Passwords are discarded and replaced without much thought, but there’s still value in those old and new strings of symbols, which are likely to serve another purpose long after we’re done with them. One popular use is funding the networks where children are bought and sold.
Human traffickers are just one criminal enterprise who count on society staying mired in the mess of password authentication. In 2014, one Russian crime ring had amassed the largest known collection of stolen internet credentials, including 1.2 billion username and password combinations and more than 500 million email addresses.
Those cyber criminals, and the untold masses who have emerged since, can twist technologies into a dizzying array of tools that ensure our passwords and other personal information stays in perpetual motion along the darkest corridors of the internet. There’s old school phishing, where crooks in disguise ask for and receive a person’s online authentication. Malware is popular for the ease in which it allows hackers to quietly pass through a cyber security weak spot, such as attaching to a browser and recording every keystroke made on a computer, which is all sent back to the attacker.
Password-based cyber security has remained fundamentally the same since it was introduced in the mid-60’s. Technology from the last century doesn’t stand a chance against today’s internet, the sophisticated technologies that are introduced daily, and the criminally-inclined who will manipulate both for ill-gotten gains. Cyber criminals count on a mere password to be the only thing in between our online lives and their world of peddling stolen data to fund human trafficking, smuggling, drug sales, terrorism and weapons trading.
Technology leaders are working with law enforcement and welfare organizations to make sure technologies stay a step ahead of criminals in the war on cybercrime. I support the “#NoPasswords Revolution,” devoting my life to working alongside the best and brightest men and women whose life work is developing the solutions that enhance the lives of the unfortunate and protect the lives of others, such as the 1,000 American children who are arrested for prostitution each year. The tools that better identify victims are improved every day and the networks that connect victims with resources are expanding into the furthest reaches of the darkest corners of the internet. Our reliance on passwords is doing nothing to deter predatory behavior or disrupt the environments where abuse takes place.
This November, Google let us know that there are 1.9 billion stolen passwords and usernames available on the black market. Yet we still turn to the many sites that rely on individuals to choose strong passwords as the first line of defense for their online accounts.
Is there another technology still in use on a massive, worldwide scale that was invented the same year Alan Shepard made first U.S. space flight? A number of the organizations that are entrusted to safeguard our information have attempted to keep the overworked password alive by strapping on layers of “multi factor” authentications — those knowledge-based questions about favorite sports teams or family maiden names.
Is a question about the city where we were born clandestine enough to thwart the thousands of keyloggers with names like “HawkEye” or “Cyborg Logger” that stand ready to watch everything we do online?
Eradicating passwords, or any singular step towards cyber security will protect against the evolving threat landscape. But it is a step toward a hack-resilient internet.

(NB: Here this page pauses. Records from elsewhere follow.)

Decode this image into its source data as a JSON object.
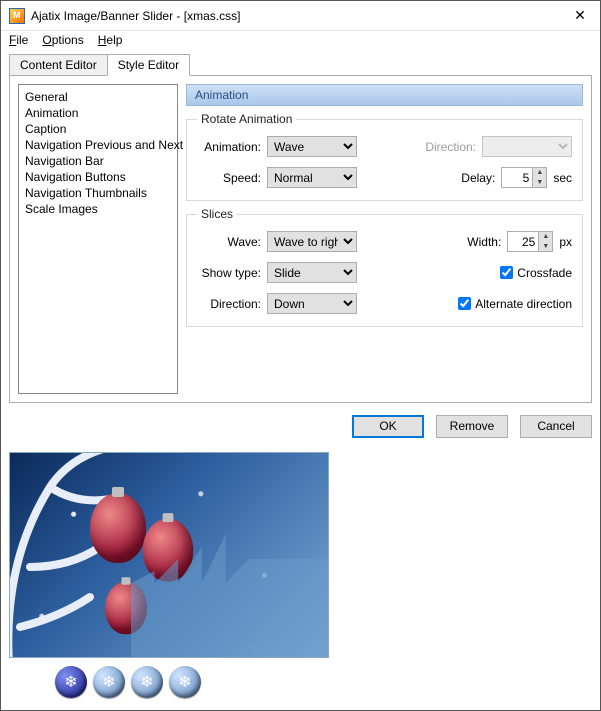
{
  "window": {
    "title": "Ajatix Image/Banner Slider - [xmas.css]"
  },
  "menu": {
    "file": "File",
    "options": "Options",
    "help": "Help"
  },
  "tabs": {
    "content": "Content Editor",
    "style": "Style Editor"
  },
  "sidebar": {
    "items": [
      "General",
      "Animation",
      "Caption",
      "Navigation Previous and Next",
      "Navigation Bar",
      "Navigation Buttons",
      "Navigation Thumbnails",
      "Scale Images"
    ]
  },
  "section": {
    "title": "Animation"
  },
  "rotate": {
    "legend": "Rotate Animation",
    "animation_label": "Animation:",
    "animation_value": "Wave",
    "direction_label": "Direction:",
    "direction_value": "",
    "speed_label": "Speed:",
    "speed_value": "Normal",
    "delay_label": "Delay:",
    "delay_value": "5",
    "delay_unit": "sec"
  },
  "slices": {
    "legend": "Slices",
    "wave_label": "Wave:",
    "wave_value": "Wave to right",
    "width_label": "Width:",
    "width_value": "25",
    "width_unit": "px",
    "showtype_label": "Show type:",
    "showtype_value": "Slide",
    "crossfade_label": "Crossfade",
    "crossfade_checked": true,
    "direction_label": "Direction:",
    "direction_value": "Down",
    "alternate_label": "Alternate direction",
    "alternate_checked": true
  },
  "buttons": {
    "ok": "OK",
    "remove": "Remove",
    "cancel": "Cancel"
  }
}
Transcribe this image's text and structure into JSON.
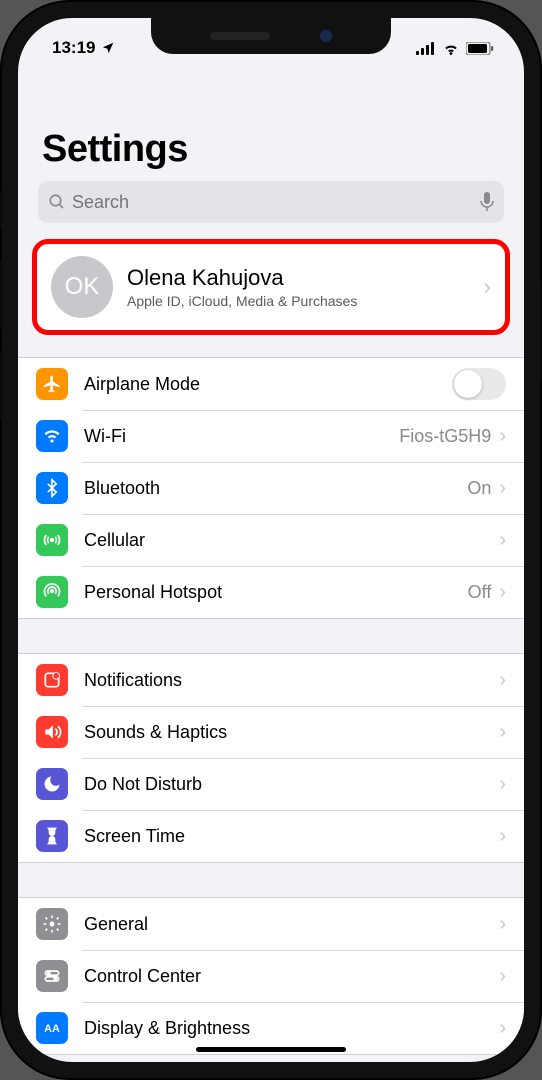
{
  "statusbar": {
    "time": "13:19"
  },
  "title": "Settings",
  "search": {
    "placeholder": "Search"
  },
  "profile": {
    "initials": "OK",
    "name": "Olena Kahujova",
    "subtitle": "Apple ID, iCloud, Media & Purchases"
  },
  "groups": [
    {
      "rows": [
        {
          "icon": "airplane",
          "bg": "bg-orange",
          "label": "Airplane Mode",
          "type": "toggle",
          "on": false
        },
        {
          "icon": "wifi",
          "bg": "bg-blue",
          "label": "Wi-Fi",
          "type": "link",
          "value": "Fios-tG5H9"
        },
        {
          "icon": "bluetooth",
          "bg": "bg-blue",
          "label": "Bluetooth",
          "type": "link",
          "value": "On"
        },
        {
          "icon": "cellular",
          "bg": "bg-green",
          "label": "Cellular",
          "type": "link",
          "value": ""
        },
        {
          "icon": "hotspot",
          "bg": "bg-green",
          "label": "Personal Hotspot",
          "type": "link",
          "value": "Off"
        }
      ]
    },
    {
      "rows": [
        {
          "icon": "notifications",
          "bg": "bg-red",
          "label": "Notifications",
          "type": "link",
          "value": ""
        },
        {
          "icon": "sounds",
          "bg": "bg-red",
          "label": "Sounds & Haptics",
          "type": "link",
          "value": ""
        },
        {
          "icon": "dnd",
          "bg": "bg-purple",
          "label": "Do Not Disturb",
          "type": "link",
          "value": ""
        },
        {
          "icon": "screentime",
          "bg": "bg-purple",
          "label": "Screen Time",
          "type": "link",
          "value": ""
        }
      ]
    },
    {
      "rows": [
        {
          "icon": "general",
          "bg": "bg-gray",
          "label": "General",
          "type": "link",
          "value": ""
        },
        {
          "icon": "controlcenter",
          "bg": "bg-gray",
          "label": "Control Center",
          "type": "link",
          "value": ""
        },
        {
          "icon": "display",
          "bg": "bg-blue",
          "label": "Display & Brightness",
          "type": "link",
          "value": ""
        }
      ]
    }
  ]
}
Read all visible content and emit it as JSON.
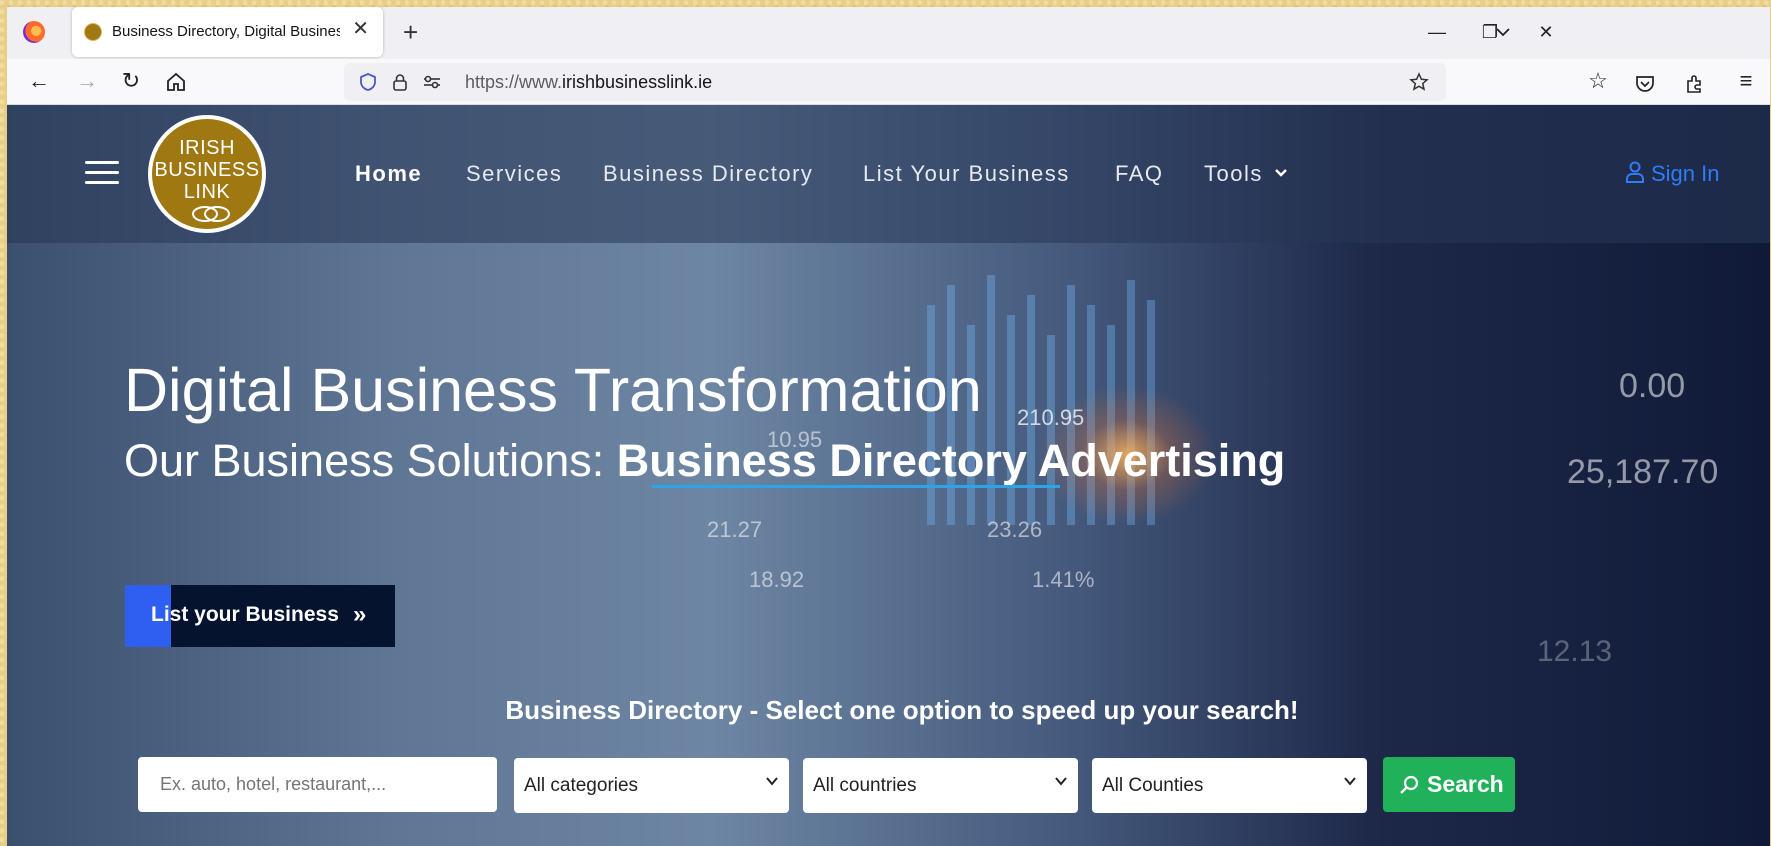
{
  "browser": {
    "tab_title": "Business Directory, Digital Business",
    "url_prefix": "https://www.",
    "url_domain": "irishbusinesslink.ie"
  },
  "site": {
    "logo_lines": [
      "IRISH",
      "BUSINESS",
      "LINK"
    ],
    "nav": [
      "Home",
      "Services",
      "Business Directory",
      "List Your Business",
      "FAQ",
      "Tools"
    ],
    "sign_in": "Sign In"
  },
  "hero": {
    "title": "Digital Business Transformation",
    "subtitle_prefix": "Our Business Solutions:",
    "subtitle_highlight": "Business Directory Advertising",
    "cta_label": "List your Business"
  },
  "background_numbers": [
    "210.95",
    "10.95",
    "23.26",
    "1.41%",
    "18.92",
    "21.27",
    "0.00",
    "25,187.70",
    "12.13"
  ],
  "search": {
    "heading": "Business Directory - Select one option to speed up your search!",
    "placeholder": "Ex. auto, hotel, restaurant,...",
    "category": "All categories",
    "country": "All countries",
    "county": "All Counties",
    "button": "Search"
  },
  "colors": {
    "brand_gold": "#a07811",
    "accent_blue": "#2f7cf6",
    "search_green": "#22b15b",
    "underline_blue": "#2aa6e8"
  }
}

Collectively we can urge electronics manufacturers, service providers, legislators and the rest of the people who use the internet to do one simple thing to make it better.
It’s time to refuse to live in a world where our personal information can be protected and exploited children can be saved — but we still choose to not use the widely available tools that can do both. Instead, the choice is made to keep using forgotten passwords.